Venice.
Venice.
Image: Canmandawe/Unsplash

$4-trillion dollars. That is, give or take a few hundred million, the estimated losses that the Covid-19 pandemic will wring out of the world’s travel and tourism industry. And that’s no surprise really. According to the UN’ World Tourism Barometer, international travel fell more than 70% in 2020, and the ongoing effect of the pandemic could see that figure continue to climb

As borders slowly reopen and flight schedules restart, you could forgive those in the tourism industry for wanting to make up for lost time, and income. And while many destinations are eager to claim their share of the pent-up demand for travel, globally there is a growing recognition that we cannot simply revert to what came before.

The call to “build back better” has become something of a tiresome cliché, but it’s emblematic of a new drive to rethink the way we travel. In essence, tourism needs a reboot, and we need look no further than Venice for an example of how locals are reshaping the future of tourism in their hometown.

The Italian city was once hailed as the jewel of the Adriatic, but has long been the sullen poster-child for the devastating effects of overtourism, as cruise ships belched out thousands of tourists onto clogged lanes and polluted waterways.

But, no longer, say city leaders.

Hot on the heels of regulations banning large cruise ships from docking in the historic heart of the city, forcing them out to the insalubrious mainland docks of Marghera, the city will soon introduce an entry fee for visitors to the city.

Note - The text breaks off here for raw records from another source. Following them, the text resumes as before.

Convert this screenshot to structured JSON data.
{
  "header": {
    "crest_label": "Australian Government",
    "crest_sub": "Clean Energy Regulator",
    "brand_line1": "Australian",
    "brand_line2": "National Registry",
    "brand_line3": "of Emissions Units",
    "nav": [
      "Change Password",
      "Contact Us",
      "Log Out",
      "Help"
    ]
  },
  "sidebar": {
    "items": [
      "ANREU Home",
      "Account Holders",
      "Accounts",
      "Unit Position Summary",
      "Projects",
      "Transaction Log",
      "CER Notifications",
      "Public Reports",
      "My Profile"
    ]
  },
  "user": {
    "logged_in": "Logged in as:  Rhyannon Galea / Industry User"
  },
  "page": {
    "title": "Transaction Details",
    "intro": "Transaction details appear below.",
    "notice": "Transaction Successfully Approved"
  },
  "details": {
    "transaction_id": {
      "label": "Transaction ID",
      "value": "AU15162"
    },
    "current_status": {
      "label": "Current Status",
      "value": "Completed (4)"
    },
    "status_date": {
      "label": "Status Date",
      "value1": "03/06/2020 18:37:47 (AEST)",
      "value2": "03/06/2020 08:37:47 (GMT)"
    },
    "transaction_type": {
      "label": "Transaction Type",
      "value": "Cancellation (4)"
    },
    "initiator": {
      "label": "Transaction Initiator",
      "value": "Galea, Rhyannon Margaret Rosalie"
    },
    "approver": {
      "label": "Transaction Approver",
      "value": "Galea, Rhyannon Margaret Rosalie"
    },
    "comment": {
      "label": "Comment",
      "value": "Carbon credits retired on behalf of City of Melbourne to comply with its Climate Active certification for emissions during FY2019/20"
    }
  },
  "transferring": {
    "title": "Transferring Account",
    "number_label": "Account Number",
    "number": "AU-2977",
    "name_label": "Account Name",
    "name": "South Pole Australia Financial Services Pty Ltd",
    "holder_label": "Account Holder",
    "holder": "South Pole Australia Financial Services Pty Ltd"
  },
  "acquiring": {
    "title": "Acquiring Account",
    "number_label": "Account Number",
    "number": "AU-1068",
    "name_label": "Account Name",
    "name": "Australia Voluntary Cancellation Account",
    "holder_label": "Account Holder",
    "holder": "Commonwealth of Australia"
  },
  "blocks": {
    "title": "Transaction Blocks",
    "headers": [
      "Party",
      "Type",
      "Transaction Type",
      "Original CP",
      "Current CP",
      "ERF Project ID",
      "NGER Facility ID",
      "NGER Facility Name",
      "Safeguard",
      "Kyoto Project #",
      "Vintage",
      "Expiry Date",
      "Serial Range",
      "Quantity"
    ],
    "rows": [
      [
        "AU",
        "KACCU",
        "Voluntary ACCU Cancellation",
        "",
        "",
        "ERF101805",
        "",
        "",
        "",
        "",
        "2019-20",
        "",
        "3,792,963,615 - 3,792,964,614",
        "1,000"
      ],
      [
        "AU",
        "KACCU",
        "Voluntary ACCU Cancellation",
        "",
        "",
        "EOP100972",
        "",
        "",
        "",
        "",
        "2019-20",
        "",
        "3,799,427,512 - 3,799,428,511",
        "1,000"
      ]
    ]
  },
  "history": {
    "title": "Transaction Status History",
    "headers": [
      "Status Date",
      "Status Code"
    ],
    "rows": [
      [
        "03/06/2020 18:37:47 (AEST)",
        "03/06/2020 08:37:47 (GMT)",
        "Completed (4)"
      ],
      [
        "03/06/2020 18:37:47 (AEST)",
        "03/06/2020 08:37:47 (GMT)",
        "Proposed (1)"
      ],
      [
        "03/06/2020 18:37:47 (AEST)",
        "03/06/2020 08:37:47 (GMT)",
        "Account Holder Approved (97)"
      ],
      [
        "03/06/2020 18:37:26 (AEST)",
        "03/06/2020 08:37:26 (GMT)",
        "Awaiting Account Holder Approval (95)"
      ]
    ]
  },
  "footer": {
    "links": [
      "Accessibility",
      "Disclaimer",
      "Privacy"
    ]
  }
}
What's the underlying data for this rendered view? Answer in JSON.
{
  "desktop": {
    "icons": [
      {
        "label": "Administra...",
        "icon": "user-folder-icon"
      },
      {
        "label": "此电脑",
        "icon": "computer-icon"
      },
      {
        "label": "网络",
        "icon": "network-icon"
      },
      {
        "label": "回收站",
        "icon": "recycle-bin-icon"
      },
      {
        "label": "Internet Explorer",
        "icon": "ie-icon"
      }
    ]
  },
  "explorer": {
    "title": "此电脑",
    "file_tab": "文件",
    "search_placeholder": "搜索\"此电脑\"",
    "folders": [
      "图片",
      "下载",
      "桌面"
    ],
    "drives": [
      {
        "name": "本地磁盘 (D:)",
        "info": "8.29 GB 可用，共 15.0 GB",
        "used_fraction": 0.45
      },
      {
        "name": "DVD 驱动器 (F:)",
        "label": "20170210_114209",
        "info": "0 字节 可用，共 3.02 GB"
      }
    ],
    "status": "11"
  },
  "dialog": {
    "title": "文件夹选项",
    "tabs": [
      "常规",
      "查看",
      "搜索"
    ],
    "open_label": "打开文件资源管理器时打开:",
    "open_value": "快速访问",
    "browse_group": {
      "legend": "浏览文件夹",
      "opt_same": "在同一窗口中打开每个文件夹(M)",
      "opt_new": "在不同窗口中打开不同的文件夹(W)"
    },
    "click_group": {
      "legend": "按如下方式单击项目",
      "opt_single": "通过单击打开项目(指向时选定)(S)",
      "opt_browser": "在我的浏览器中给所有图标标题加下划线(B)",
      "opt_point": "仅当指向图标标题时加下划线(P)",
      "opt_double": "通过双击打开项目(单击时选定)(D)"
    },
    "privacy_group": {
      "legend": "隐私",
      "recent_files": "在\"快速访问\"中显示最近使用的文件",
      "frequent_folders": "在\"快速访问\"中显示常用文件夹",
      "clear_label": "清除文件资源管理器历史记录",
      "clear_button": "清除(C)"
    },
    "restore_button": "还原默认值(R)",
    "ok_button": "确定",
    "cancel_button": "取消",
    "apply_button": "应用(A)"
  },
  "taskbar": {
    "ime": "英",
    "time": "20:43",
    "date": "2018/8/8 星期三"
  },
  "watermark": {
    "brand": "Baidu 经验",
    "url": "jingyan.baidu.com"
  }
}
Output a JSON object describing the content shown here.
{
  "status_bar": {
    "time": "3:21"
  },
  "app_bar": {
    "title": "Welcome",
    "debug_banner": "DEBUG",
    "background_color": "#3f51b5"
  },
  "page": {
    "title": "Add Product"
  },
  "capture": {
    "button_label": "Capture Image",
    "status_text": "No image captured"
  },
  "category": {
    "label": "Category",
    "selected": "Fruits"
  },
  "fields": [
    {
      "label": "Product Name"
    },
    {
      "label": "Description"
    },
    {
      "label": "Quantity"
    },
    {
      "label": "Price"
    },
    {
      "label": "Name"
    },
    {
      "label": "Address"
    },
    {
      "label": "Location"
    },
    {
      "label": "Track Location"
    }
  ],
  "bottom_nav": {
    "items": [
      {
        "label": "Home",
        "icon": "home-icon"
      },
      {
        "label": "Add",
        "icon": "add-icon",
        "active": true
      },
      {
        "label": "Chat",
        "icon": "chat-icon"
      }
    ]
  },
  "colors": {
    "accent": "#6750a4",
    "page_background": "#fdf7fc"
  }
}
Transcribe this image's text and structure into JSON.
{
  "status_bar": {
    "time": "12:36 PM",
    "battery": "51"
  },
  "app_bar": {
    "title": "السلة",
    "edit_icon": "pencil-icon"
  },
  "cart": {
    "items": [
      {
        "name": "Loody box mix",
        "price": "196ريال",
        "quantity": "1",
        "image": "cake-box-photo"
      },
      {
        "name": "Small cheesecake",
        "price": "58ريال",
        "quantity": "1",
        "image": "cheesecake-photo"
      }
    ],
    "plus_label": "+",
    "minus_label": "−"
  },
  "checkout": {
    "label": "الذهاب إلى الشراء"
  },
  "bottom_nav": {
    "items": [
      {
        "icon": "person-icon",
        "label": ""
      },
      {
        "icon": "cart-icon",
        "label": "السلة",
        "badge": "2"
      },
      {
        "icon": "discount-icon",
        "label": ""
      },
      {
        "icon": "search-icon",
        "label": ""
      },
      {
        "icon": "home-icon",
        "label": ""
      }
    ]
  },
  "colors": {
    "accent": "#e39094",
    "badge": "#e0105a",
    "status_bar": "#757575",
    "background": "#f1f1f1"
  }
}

The entry fee into the city is expected to range between €3 and €10 (R50-R170), varying according to seasonality and daily demand. Turnstiles — already being tested — will monitor and restrict the flow of tourists at key access points. And, according to Reuters, additional plans include a mobile phone tracking system and CCTV cameras to keep tabs on the crowds.

It all sounds rather dystopian, but mayor Luigi Brugnaro is unfazed.

Chicago.
Chicago.
Image: Sonder Quest/Unsplash

“I expect protests, lawsuits, everything ... but I have a duty to make this city liveable for those who inhabit it and also these who want to visit,” Brugnaro told Sky News.

And Venice isn’t alone in looking to avoid the effects of overtourism on locals as travel reopens.

At some of the most popular sights in Hawaii, visitor numbers have been curtailed and entry fees increased in a bid to lessen the effects on both the environment and local life. In Amsterdam, local authorities are pushing for a ban on selling cannabis to tourists, tightening the screws on the infamous “coffee” shops of the historic centre.

Iceland is another poster-child for the deleterious effects of too many travellers in too small a space, though here local authorities are favouring experiential “carrots” over a Big Brother “stick”.

To start, the national tourist board is urging visitors to take an oath to responsible travel, with the “Icelandic pledge”, but by making it easier to explore new corners of the island they are also hoping to tempt visitors away from the famous Ring Road that circumnavigates the island. The new Westfjords Way now allows easy access to largely untouched landscapes in the north-west, while the Arctic Coast Way does much the same in the north.

Iceland.
Iceland.
Image: Josh Withers on Unsplash

Aside from overtourism, the pandemic is sharpening our focus on the carbon-impact of travel. Though #flygskam may no longer be trending on Twitter, the effect is certainly being felt on the ground. Demand for sleeper trains is booming across both Europe and the US, with growing calls for short domestic flight routes to be scrapped.

For travellers who can’t be bothered to do all that planet-saving themselves, the likes of Intrepid Travel have created itineraries that’ll do it for you. They have already launched 40 “decarbonised” tours, and plan to do away with flights of under 90-minutes wherever road or rail alternatives are possible.

While local authorities and private enterprise try to corral the pent-up demand for travel into a more sustainable direction, perhaps the real responsibility lies with us, as we dust off our passports.

The word overtourism was first coined by the US travel news and trends website Skift, and as founder Rafat Ali wrote in this essay to mark the reopening of US borders, he argues that travel is “a privilege, not an uninhibited right. The hubris is gone, and what has emerged instead is that travel is indeed a privilege we have to balance with the complex, intertwined lived realities of the planet”.

I couldn’t agree more. The past 18 months of lockdowns and shuttered borders have shown us that travel shouldn’t be taken for granted. It is a privilege that comes a degree of personal responsibility to use our travelling rand in the right ways. As you start planning that dream trip for 2022, think carefully about how — and where — you will spend yours.

© Wanted 2021 - If you would like to reproduce this article please email us.
X